So another year of canoe paddling is under our belt. Marking the official end to our season was our attendance this last weekend at the 2019 Dutch Open Canoe Festival held at the National Park De Weerribben in Ossenzijl.
We were supposed to be canoeing everyday. We brought the bikes to ride in our the middle of each day. We packed summer, fall, and winter clothes. Plus the all important rain gear.
Ah, two weeks of bliss in the Northern Dutch provinces.
First it was the heat. Our first week was blistering hot. Now at our new location the weather has changed and we have wind force 5 coming across a large lake kicking up the waves. Not safe or fun to paddle in these conditions we have adjusted our plans and have been exploring the small towns in the area.
Dokkum, Balk, and Sloten. All are old harbor towns and all have buildings dating hundreds of years old. As we walk through these old towns and look at these old buildings standing the test of time it is hard to believe they are so old. Each one being recycled through the generations from cheese store to clothing or butter warehouse to cafe. You can almost feel the spirit of each person who established and worked an entire lifetime in the businesses that make these towns.
Warehouses line the canals and harbors, fishing and cargo boats come and go (now replaced with yachts and recreational boats) time passes slowly from day to day, then generation to generation.
We found we slowed down too. Took in the sites. Stepped into interesting backstreets, peeked into some windows. Then always we find a cafe to sit, enjoy a meal or a cup of coffee, relax and let time expand and contract with the life of these towns.
Not sure what the weather will do, the forecast isn’t the best. So we wait. If we aren’t able to do what we have planned we will continue to enjoy the time we have been granted to explore and relax.
©️ The Cedar Journal, 2019, all rights reserved
Having a camping spot on the water makes it easier for enjoying a canoe paddle. We started our week with a short paddle of 4.5 km close to the camping. On the edge of the National Park Lauwersmeer we saw plenty of migrating birds.
Swans, white egrets, ducks of every sort and cormorants. We have spotted spoonbills and three black swans also.
The second paddle was on the West part of the Lauwersmeer from the small village of Oostmahorn. The wind made this a bit of a challenging paddle until we reached a protected island area. Not wanting to paddle back into the waves we headed inland to find a canal back to our start point. Only to end up at a old lock with no access to the canal on the other side. We returned the way we came. In the shallow water we saw some huge fish. I even saw a bass come straight out of the water vertically. This was a 6.5 km paddle.

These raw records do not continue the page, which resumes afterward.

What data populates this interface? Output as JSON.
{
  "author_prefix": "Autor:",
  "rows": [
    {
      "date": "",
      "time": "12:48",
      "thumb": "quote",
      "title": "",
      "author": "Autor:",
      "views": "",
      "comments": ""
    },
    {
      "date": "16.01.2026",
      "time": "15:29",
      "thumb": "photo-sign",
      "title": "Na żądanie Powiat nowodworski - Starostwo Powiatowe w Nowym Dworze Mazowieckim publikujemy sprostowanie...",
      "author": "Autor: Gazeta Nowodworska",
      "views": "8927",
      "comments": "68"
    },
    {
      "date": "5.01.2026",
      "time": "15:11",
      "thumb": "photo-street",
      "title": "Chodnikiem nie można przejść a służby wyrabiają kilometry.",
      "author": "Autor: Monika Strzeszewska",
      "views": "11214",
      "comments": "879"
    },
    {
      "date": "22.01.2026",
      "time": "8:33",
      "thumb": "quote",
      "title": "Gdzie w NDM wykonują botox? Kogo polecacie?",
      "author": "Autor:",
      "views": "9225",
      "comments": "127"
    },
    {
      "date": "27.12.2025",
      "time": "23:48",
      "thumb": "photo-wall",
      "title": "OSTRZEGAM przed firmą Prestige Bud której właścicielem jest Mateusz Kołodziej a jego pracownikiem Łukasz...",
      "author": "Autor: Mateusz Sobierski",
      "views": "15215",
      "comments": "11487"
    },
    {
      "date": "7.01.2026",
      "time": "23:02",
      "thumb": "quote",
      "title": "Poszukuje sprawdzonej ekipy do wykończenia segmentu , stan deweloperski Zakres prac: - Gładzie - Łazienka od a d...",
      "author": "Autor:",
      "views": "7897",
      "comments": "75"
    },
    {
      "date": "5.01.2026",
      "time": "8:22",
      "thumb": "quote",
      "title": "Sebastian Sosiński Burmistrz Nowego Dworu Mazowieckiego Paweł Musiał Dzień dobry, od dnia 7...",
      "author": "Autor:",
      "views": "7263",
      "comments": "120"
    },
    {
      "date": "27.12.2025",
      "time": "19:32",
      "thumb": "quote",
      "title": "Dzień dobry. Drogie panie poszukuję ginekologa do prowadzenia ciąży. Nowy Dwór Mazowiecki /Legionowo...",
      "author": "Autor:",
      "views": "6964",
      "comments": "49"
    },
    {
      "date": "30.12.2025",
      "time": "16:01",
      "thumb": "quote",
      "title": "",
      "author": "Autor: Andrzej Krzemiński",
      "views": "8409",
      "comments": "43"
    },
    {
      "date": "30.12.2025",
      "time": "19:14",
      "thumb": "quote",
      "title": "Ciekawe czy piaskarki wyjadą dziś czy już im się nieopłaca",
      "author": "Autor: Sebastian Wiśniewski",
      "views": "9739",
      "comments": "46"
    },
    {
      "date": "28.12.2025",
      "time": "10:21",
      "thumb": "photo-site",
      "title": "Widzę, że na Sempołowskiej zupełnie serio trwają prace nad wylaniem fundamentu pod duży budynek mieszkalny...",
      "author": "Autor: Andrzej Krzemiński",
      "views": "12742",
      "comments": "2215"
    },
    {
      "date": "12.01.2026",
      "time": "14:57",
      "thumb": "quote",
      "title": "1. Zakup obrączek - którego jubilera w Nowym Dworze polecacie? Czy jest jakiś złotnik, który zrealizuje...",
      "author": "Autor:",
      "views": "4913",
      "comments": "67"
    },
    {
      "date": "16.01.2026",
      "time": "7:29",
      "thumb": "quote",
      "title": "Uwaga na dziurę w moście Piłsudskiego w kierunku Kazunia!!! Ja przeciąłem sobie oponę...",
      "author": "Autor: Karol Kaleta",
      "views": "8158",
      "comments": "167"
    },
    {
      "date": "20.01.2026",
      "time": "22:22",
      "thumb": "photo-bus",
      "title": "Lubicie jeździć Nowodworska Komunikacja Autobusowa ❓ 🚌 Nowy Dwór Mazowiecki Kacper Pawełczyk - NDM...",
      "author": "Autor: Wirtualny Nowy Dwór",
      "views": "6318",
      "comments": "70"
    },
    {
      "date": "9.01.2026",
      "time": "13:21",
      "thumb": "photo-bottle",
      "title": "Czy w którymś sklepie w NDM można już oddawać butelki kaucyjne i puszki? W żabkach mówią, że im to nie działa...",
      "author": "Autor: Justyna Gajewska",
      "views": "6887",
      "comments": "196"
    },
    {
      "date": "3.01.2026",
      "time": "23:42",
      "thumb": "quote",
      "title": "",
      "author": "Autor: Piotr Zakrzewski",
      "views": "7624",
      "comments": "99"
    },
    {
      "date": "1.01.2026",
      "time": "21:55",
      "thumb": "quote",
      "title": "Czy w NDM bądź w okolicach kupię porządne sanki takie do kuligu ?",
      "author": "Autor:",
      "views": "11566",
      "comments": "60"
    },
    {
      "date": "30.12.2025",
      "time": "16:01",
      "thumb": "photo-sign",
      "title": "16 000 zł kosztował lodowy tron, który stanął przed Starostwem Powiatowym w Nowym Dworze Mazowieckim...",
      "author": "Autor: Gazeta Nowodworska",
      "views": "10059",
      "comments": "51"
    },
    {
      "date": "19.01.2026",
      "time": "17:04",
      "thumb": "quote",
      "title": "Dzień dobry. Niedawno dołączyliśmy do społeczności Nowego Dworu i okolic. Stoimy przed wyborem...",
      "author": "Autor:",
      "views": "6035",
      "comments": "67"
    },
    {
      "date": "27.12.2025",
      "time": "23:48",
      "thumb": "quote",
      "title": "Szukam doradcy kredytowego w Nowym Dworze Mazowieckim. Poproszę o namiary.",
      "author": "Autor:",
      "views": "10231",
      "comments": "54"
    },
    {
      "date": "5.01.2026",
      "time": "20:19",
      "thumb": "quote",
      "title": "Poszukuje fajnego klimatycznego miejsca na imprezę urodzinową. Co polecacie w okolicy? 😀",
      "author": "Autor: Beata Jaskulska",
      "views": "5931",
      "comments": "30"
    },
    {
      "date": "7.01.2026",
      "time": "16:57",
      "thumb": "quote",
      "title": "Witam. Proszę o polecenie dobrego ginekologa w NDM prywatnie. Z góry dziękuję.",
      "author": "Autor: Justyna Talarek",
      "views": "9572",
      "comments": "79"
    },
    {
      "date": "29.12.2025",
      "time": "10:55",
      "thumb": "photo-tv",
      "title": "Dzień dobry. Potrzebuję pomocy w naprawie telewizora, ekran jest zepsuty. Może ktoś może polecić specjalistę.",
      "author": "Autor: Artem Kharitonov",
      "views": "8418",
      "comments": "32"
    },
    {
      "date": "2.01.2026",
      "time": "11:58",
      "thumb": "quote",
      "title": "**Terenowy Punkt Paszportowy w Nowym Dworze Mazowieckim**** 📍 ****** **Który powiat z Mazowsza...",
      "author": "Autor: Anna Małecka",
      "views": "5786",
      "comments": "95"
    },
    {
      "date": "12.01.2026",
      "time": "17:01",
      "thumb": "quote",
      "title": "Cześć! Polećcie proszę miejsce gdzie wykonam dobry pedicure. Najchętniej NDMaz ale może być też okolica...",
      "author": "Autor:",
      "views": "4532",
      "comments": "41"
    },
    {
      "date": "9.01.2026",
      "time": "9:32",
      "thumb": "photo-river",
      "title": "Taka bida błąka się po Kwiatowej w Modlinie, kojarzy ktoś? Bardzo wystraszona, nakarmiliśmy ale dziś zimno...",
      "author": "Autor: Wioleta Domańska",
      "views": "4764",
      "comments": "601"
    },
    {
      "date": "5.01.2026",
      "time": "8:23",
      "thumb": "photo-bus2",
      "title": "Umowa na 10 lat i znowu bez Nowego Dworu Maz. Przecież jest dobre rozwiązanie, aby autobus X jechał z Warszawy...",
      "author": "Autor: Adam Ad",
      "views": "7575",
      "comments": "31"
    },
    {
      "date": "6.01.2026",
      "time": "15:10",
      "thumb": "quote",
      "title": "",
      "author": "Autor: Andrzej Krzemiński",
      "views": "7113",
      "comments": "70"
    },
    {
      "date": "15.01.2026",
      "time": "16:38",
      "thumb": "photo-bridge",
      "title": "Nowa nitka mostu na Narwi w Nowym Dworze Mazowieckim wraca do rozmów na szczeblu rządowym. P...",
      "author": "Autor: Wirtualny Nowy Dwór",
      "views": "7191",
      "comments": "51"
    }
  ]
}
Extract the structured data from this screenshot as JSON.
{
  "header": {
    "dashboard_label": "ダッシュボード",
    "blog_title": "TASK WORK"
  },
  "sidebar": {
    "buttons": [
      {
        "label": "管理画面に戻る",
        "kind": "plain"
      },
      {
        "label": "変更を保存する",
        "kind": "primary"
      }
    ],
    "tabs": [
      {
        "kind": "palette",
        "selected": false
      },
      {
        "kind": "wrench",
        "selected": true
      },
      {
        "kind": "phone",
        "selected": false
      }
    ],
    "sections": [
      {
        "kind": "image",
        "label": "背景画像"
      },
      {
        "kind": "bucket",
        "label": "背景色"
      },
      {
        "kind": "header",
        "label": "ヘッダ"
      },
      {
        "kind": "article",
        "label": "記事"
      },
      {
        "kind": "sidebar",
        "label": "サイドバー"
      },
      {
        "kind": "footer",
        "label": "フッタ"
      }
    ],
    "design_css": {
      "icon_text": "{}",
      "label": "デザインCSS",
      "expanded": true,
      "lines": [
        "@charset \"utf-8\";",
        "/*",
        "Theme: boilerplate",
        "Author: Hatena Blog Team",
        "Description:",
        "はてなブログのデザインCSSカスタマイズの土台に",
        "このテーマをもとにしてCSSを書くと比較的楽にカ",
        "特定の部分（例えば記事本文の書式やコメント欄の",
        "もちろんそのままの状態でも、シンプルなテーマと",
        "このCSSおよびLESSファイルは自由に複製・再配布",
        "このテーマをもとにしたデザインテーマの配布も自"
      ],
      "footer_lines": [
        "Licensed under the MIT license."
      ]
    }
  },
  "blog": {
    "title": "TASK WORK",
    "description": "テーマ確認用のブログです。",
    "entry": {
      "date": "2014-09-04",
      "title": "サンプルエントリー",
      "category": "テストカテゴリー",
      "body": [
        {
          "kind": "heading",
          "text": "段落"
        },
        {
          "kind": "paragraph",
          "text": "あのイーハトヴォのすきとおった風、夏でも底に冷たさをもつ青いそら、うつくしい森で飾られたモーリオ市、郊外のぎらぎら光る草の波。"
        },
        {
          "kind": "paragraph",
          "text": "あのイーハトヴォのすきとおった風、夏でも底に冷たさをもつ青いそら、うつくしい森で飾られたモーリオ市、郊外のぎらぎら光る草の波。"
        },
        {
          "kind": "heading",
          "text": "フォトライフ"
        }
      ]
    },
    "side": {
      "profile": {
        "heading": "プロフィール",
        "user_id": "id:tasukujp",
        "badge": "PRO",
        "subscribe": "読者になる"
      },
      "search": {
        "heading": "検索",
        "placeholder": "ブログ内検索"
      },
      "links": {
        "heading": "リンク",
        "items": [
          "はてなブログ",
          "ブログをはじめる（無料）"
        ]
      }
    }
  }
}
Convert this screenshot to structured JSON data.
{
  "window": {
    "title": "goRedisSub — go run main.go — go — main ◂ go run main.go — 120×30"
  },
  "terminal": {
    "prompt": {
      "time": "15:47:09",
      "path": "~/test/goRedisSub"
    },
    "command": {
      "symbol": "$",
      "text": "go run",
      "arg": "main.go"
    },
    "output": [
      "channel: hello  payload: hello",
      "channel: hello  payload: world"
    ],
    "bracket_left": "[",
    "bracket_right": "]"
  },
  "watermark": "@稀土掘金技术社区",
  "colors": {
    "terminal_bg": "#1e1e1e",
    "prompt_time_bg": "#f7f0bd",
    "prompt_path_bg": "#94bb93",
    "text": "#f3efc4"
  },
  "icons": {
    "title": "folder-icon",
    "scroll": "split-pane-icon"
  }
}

©️ The Cedar Journal,2019, all rights reserved
So we packed, double checked our list, found enough room in and on the car for everything. Then on the road heading towards our destination. As in most places the summer vacation is almost over.
We saw the effects of that as we headed through and then out of Amsterdam. There was more than 10km of standstill traffic going into Amsterdam. We saw many caravans, campers, and cars loaded with gear we suspect heading home from a vacation.
We were speeding along in our fully packed car towards the afsluitdijk, a 30 km dike built to keep the sea out and connecting North Holland to Friesland. An engineering marvel and an incredible accomplishment.
We stopped at the halfway point and took pictures, drank a cup of coffee and then headed on our route towards our camping location for the next seven days.
Judging The Netherlands by only visiting Amsterdam is sad as this land has so much to experience. This drive to the North was filled with flat country landscapes, dairy and sheep farms. Farmers harvesting crops like hay and cauliflower. Small villages dot the landscapes with houses that look so different from the ones close to Amsterdam.
Soon we were across another dike and lock system into the area where we have rented a cabin for a week.
The cabin sits in the National Park Lauwersmeer. A major bird migration route with that plenty of canoe water to explore.
Our first day we just settled into our lodging and enjoyed the views.
©️ The Cedar Journal, 2019, all rights reserved
It was Wednesday and the weather was beautiful. After being self isolated to the house for three weeks knitting a pair of hiking socks I breathed in the fresh air as I stepped outside the door and headed to the bus. It had been several months since I last hiked a section of the Floris V Pad…
I woke up early to have the hubby drive me to Rijpwetering. From there I rode my bike the last three kilometers to the campsite. I could celebrate some time on the water as the summer solstice approaches.
In less than two weeks I have now paddled in both countries; the United States (Minnesota) and The Netherlands.